The Coleman Athletic Club of Akron was a professional American football team based in Akron, Ohio in 1913. The team played in the Ohio League and was formed when C.P. Parker, secretary of the baseball's Akron Giants, of the Interstate League, formed a new Akron-based football team to compete with Peggy Parratt and his Indians. Parker first convinced a few of Parratt's regulars to sign with his club. He then loaded the rest of roster with ex-players from the Elyria Athletics, which had just folded a week prior.

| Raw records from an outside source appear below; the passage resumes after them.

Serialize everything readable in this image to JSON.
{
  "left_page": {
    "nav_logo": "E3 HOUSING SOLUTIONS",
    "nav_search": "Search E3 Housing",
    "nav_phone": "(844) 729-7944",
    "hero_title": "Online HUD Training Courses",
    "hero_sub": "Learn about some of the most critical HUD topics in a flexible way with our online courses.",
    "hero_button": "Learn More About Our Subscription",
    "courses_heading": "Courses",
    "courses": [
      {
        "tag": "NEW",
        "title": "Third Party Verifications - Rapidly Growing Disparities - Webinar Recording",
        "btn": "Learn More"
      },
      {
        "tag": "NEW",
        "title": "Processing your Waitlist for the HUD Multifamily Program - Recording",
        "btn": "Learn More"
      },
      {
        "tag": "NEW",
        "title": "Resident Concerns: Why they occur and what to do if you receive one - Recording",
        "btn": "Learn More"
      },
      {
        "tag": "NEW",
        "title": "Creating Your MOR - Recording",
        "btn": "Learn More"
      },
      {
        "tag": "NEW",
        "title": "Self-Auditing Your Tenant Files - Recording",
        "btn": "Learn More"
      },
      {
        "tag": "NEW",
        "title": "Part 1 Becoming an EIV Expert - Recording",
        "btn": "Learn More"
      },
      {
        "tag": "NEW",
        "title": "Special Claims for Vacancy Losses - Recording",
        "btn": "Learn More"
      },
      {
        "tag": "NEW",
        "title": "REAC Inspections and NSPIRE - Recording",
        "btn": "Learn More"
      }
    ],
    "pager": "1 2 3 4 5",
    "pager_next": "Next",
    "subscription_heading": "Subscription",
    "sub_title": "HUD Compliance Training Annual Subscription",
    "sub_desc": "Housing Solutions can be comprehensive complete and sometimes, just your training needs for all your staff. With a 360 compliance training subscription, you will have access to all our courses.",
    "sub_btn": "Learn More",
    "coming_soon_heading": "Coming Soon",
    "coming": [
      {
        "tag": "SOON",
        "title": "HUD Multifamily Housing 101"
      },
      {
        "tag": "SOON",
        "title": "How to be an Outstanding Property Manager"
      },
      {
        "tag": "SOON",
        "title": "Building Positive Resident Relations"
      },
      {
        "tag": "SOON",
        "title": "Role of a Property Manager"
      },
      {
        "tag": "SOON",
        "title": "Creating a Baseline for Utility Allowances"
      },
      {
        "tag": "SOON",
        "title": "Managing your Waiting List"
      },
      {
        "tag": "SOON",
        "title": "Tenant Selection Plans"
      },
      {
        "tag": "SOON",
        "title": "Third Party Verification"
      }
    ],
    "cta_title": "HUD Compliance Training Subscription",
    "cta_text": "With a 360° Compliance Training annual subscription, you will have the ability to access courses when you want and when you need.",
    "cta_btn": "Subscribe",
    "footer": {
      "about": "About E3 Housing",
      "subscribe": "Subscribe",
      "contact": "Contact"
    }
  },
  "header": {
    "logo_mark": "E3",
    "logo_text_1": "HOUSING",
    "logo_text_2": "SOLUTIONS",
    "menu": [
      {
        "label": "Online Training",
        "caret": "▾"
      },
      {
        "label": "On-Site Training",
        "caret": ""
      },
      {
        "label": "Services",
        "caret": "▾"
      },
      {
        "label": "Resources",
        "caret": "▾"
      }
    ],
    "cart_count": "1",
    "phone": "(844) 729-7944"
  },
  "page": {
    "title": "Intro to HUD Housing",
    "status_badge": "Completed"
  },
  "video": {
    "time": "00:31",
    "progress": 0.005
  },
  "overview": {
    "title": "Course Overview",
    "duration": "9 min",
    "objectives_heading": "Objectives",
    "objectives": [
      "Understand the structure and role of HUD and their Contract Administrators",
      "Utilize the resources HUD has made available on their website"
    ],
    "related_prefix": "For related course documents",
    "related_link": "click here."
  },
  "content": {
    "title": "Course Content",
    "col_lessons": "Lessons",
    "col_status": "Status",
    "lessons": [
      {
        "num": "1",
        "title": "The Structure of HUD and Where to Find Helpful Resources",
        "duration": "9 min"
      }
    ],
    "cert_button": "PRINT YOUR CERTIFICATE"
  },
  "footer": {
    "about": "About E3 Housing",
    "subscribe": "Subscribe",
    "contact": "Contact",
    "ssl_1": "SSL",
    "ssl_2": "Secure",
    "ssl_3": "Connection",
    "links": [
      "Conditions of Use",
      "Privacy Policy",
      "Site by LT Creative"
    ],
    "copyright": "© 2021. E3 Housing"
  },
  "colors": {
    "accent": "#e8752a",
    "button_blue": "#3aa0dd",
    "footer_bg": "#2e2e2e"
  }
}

Unlike many of the Athletic Club teams of the early 1900s, there was no actual "Coleman Athletic Club" in existence. Instead the name was given to the team, since it played all home games at Akron's Coleman Athletic Field. In Akron, they were sometimes called Coleman's Akron Indians. as opposed to Parrett's Akron Indians.
Coleman opened its season against the Canton Professionals (renamed the Canton Bulldogs in 1915). Coleman defeated Canton 26-0, by scoring two touchdowns on recovered fumbles and another on a pass interception. Coleman's halfback, Tony Wein, scored the only offensive touchdown on a goal line plunge. However, two weeks later, Canton defeated Coleman 7-6 as the result of a controversial call by the referee, named "Schleininger", who claimed that Coleman's Homer Davidson missed a 28-yard field goal that would have given Coleman a 9-6 victory. Davidson disagreed violently with the referee, who just happened to be a Canton resident. However, the earlier loss to Coleman removed Canton from any chance of winning the Ohio League title.
The Akron Indians would go on to win the 1913 Ohio League title. However, they did not have an undisputed claim to the Akron City Championship, because they did not play the Coleman Athletic Club. To remedy the situation, Akron's Peggy Parratt scheduled a game between Coleman and the Indians. Coleman then lost to Parratt and the Indians, 30-0.